AIM OF THE EXERCISE: Count only the lines of the records that hold "DAKİKA", then give the number without any other words.

....

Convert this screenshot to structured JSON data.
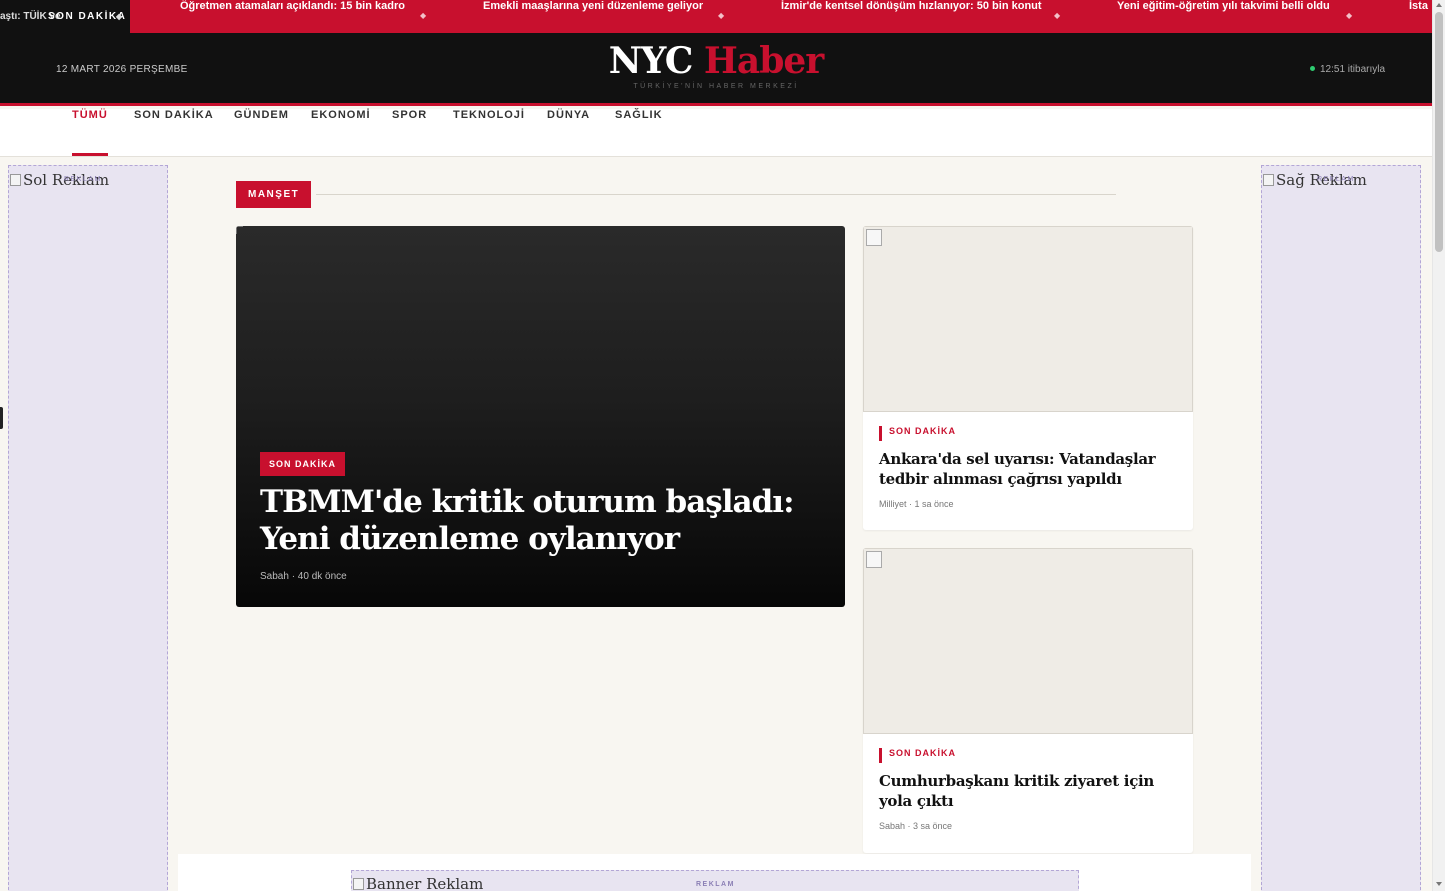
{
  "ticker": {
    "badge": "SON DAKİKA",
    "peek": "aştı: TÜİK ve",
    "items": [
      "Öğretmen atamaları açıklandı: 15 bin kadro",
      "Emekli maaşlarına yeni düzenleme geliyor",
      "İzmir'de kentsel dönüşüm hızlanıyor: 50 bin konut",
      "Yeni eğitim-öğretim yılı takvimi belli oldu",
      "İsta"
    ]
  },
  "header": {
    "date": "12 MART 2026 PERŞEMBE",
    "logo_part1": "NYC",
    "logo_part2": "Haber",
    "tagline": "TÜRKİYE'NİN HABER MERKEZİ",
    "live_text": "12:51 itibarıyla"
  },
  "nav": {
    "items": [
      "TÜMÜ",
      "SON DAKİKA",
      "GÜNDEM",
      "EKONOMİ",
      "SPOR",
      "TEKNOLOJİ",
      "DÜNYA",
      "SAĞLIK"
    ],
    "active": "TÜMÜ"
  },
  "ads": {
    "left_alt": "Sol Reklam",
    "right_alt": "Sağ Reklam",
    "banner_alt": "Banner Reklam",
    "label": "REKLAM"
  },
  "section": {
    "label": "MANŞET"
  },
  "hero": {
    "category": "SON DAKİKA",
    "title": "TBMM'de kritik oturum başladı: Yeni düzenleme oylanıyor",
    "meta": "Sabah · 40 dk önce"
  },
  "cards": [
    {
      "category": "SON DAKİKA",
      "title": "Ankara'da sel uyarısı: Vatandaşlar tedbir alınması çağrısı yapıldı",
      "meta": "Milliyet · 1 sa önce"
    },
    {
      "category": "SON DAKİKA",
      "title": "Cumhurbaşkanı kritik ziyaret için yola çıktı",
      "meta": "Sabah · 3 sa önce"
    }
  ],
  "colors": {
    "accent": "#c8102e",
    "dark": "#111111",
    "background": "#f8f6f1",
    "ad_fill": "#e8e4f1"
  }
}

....

TASK ANSWER: 5